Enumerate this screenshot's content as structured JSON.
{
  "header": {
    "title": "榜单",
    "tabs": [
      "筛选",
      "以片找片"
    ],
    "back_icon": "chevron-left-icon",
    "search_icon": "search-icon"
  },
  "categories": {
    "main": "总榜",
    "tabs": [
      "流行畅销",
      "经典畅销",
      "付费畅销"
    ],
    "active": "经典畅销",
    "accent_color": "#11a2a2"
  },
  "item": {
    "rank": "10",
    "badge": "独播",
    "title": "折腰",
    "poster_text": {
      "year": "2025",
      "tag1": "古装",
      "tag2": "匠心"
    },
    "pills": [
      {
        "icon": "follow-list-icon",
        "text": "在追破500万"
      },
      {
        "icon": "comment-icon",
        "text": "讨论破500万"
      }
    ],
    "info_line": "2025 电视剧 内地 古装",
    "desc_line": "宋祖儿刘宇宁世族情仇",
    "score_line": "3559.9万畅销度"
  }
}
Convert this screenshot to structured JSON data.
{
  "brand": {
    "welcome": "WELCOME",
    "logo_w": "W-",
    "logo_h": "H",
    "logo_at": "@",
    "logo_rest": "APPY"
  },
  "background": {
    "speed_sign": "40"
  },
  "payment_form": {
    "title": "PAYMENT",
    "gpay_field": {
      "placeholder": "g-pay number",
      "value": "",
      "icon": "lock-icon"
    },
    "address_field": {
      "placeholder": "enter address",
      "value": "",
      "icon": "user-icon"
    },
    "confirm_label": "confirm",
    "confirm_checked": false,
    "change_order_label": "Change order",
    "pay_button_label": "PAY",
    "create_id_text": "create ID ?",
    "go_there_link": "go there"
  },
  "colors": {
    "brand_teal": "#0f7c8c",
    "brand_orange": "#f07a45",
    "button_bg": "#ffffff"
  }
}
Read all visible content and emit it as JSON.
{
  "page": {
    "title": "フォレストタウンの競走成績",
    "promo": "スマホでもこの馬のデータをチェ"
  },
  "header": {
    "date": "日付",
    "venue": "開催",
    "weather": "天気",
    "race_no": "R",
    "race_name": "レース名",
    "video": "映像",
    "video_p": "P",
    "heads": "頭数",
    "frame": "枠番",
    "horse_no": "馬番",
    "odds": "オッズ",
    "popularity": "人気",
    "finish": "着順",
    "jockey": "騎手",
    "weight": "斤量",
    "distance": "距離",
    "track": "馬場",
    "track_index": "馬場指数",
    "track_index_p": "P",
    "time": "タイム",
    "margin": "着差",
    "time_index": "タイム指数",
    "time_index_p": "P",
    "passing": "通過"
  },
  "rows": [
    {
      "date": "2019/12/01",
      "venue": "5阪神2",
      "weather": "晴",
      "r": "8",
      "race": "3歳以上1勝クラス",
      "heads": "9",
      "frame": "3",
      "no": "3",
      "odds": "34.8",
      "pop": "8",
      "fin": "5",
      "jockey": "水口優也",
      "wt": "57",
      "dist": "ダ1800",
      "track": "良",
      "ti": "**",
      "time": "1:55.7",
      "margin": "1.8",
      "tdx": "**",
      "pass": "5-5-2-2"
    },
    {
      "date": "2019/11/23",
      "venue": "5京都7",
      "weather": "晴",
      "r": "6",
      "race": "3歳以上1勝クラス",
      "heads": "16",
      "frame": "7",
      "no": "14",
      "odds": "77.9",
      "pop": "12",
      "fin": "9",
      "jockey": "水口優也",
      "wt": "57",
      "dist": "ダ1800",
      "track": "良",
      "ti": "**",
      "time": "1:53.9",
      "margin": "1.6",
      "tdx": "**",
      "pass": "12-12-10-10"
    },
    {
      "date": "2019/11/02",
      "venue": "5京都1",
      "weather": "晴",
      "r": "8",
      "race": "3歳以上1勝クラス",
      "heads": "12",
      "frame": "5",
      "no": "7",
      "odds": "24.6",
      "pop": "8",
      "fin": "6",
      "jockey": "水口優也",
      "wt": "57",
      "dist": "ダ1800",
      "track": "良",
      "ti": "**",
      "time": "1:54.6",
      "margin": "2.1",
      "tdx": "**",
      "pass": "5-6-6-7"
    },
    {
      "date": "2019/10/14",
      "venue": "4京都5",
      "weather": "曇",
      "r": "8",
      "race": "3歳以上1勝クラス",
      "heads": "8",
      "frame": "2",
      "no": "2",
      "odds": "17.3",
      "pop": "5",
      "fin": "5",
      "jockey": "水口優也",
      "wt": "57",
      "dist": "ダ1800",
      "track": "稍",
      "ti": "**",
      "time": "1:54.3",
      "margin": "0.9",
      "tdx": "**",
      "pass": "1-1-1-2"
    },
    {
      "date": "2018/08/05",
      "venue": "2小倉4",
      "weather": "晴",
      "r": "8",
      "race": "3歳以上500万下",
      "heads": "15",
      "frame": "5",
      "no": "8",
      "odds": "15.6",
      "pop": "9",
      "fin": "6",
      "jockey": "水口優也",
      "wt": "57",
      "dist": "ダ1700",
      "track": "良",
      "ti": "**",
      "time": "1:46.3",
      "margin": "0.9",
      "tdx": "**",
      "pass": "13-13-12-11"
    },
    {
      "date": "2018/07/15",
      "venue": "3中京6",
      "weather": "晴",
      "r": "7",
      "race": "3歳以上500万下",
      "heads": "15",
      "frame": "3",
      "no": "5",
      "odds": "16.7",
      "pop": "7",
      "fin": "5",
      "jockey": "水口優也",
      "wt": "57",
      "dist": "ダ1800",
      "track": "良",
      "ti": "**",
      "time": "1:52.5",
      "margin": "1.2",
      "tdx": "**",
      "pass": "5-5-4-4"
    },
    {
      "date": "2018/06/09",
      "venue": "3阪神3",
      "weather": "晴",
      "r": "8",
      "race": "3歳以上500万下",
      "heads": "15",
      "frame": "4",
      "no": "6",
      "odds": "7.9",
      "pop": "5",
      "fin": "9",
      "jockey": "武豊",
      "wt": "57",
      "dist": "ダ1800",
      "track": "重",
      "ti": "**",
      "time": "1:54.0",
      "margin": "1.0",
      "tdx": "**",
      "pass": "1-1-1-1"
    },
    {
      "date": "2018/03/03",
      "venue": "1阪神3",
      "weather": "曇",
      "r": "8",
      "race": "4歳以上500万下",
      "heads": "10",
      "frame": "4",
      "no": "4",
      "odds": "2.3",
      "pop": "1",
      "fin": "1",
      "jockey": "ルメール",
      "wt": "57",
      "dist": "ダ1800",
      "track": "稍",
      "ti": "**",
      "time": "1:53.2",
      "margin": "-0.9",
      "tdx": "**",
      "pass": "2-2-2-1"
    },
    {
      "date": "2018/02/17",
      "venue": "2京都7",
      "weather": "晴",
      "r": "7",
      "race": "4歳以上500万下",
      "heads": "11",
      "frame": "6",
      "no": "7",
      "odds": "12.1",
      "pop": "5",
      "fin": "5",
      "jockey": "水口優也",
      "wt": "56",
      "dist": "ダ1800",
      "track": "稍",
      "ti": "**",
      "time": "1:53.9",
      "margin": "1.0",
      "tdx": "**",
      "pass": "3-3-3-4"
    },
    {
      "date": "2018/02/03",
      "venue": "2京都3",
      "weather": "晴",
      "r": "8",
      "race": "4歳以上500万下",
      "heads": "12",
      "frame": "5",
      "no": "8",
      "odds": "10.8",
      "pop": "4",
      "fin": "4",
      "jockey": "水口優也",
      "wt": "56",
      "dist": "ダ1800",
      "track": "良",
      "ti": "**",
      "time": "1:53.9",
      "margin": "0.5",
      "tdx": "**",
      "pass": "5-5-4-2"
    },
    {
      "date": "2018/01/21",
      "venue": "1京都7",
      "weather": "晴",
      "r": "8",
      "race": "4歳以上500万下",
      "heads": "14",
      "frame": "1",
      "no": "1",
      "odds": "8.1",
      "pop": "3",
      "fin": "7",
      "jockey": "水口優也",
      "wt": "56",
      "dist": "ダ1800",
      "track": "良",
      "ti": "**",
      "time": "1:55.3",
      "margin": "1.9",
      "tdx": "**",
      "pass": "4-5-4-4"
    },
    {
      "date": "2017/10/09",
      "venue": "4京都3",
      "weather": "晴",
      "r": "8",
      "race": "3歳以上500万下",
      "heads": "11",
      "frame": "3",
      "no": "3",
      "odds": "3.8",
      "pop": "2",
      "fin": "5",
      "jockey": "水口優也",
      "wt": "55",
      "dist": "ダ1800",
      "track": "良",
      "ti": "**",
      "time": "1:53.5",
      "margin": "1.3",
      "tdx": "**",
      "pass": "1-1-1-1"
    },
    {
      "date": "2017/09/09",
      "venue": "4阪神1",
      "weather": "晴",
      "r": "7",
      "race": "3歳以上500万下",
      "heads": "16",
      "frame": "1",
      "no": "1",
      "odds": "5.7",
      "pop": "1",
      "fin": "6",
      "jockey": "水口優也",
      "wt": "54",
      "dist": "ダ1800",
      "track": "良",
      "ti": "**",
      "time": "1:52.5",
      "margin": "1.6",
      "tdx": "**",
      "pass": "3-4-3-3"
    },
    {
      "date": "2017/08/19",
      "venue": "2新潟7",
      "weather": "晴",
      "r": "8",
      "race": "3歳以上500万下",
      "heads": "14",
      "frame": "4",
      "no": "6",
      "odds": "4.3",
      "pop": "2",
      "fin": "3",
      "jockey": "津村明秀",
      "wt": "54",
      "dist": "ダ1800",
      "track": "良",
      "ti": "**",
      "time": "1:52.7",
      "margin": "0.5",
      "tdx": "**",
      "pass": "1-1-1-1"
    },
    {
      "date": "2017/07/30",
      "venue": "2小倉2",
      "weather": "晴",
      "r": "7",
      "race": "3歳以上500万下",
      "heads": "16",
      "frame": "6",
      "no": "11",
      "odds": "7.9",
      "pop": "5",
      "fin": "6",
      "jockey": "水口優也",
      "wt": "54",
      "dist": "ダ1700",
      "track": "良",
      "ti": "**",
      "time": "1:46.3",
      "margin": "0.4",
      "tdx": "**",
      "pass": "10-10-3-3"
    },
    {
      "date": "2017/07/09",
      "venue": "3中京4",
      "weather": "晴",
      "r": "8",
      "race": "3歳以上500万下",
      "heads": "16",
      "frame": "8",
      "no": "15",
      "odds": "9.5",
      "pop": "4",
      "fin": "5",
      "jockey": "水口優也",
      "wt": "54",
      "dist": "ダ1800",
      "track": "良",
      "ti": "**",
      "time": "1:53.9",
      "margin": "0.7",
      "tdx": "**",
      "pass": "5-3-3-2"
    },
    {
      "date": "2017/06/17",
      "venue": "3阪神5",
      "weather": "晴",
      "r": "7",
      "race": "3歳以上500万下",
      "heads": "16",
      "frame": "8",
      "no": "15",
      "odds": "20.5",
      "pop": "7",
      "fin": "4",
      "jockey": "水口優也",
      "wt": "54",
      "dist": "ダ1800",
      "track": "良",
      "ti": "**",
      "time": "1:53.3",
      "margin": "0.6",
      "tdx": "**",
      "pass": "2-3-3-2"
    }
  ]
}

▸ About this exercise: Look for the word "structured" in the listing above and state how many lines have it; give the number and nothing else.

▸ Reply to the exercise: 2